Perhaps it’s because the city is now such a busy and fast-paced place, but the fact remains that there are many sights, sounds and attractions that are currently off the rader and unnoticed by many of the people navigating Edinburgh.
There are 5 Michelin-starred restaurants
A place as special as Edinburgh boasts hundreds of places to enjoy delicious food. A wide range of cuisines from around the world race each other in an attempt to lure in more clients and gain popularity, but few of them have made it all the way to the top.
While London has earned a reputation as a culinary centre, Edinburgh perhaps doesn’t get the attention that its 5 Michelin starred restaurants deserve. Three of them – Castle Terrace, Number One and 21212 – are located in the Old Town, in close proximity to some of Edinburgh’s most desirable new build apartments, while Leith is the home of The Kitchin and Restaurant Martin Wishart.
Many of these restaurants offer lunch menus at a lower price than you might expect from a Michelin-starred restaurant, so be sure to give one a try on your next visit.
The One o’clock Gun
For Edinburgh locals, it’s a familiar scene: hearing the traditional one o’clock bang only to see somebody nearby comically reacting at the scare.
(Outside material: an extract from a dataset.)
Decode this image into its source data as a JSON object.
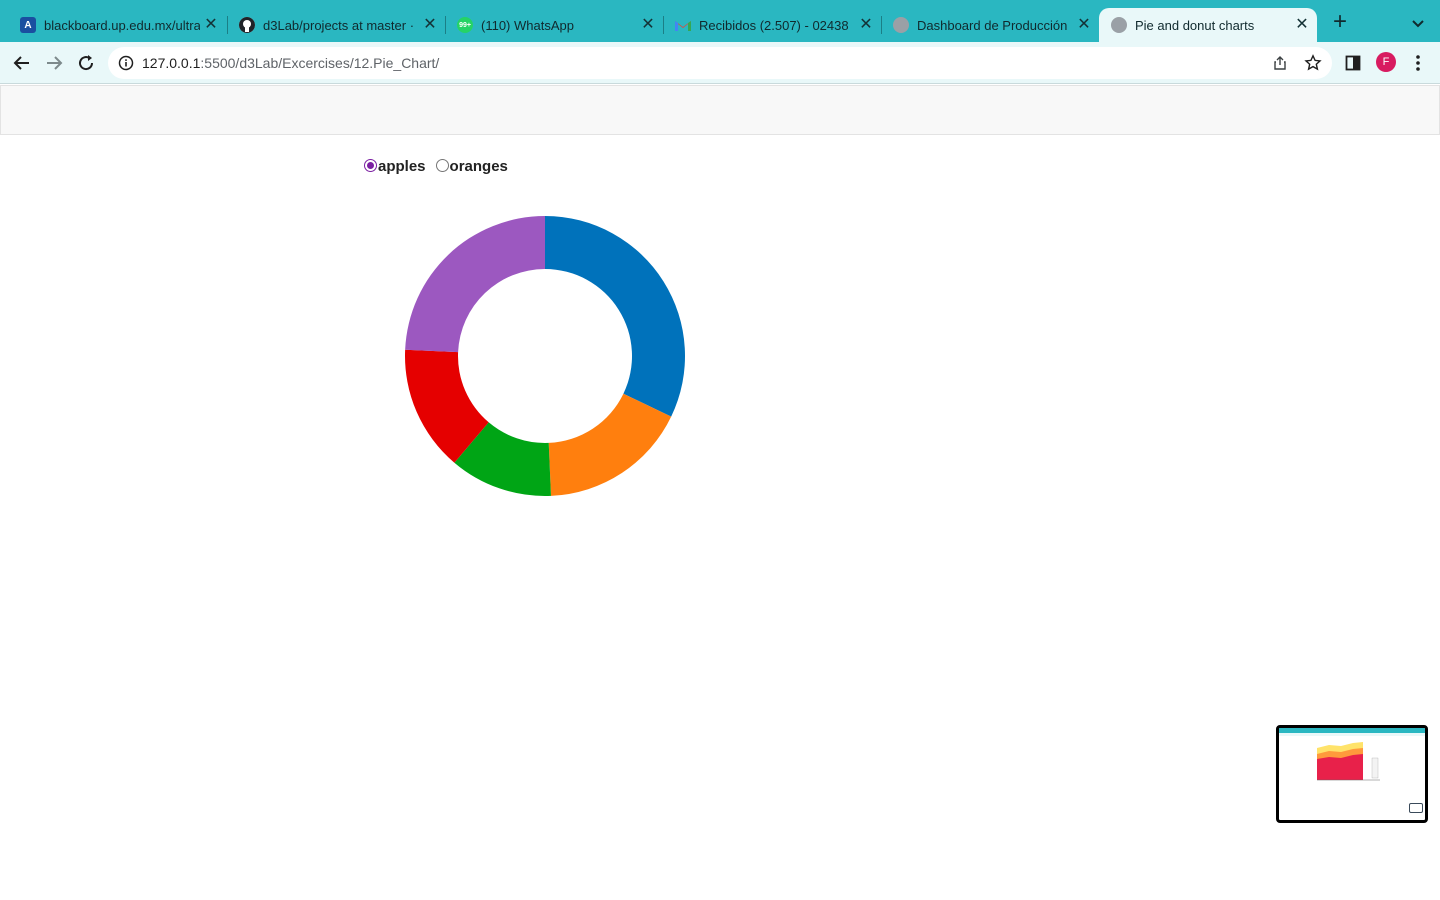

It’s safe to say that not all tourists have done their homework on the daily artillery action in the capital. But if you are a tourist visiting Scotland’s capital for the first time, turn to the Mills Mount Battery inside the Edinburgh Castle at one hour past midday and do your best to hold back the surprise as the sound of cannon fire fills the air.
This tradition goes all the way back to 1861 when the gun was fired as a way to help ships in the Firth of Forth estuary set their clocks.
French prisoners in the castle
A brilliant touch of humour or an immature and childish gesture – depending on which side of the Channel you’re from – but the truth is most people visiting the vault of Edinburgh Castle love the the French prisoners of war exhibition. Recreating the atmosphere inside the prison of centuries gone by, a few shrewdly placed speakers placed along the restored interior echo the dialogue between prisoners to great effect.
That smell is not dog food
Tourists have often noticed and unusual odour on the streets of the city. It’s nothing else but the smell of beer (hops, to be specific) coming from the breweries of Edinburgh and is typically at its most pungent in the Old Town, depending on the wind.
The city has an old, almost archaic tradition of beer crafting and, despite the fact some breweries were closed down, more micro breweries emerged alongside the famous Brewdog and Innis & Gunn. Next time you’re hit by the smell of barley, why not pop into one of the many pubs and ask for some locally produced beer?
There’s a volcano in the Old Town
The huge rock on which Edinburgh Castle was built is actually a dormant volcano. It became extinct during the last Ice Age and when the glaciers melted, they left behind the imposing steep-sloped hillside that we see today. If you are touring the city, don’t miss the chance to head to the top and enjoy the views back over the city.
Wish Edinburgh city centre was your playground? Why not make the move to one of the capital’s most vibrant districts at Quartermile in 2016?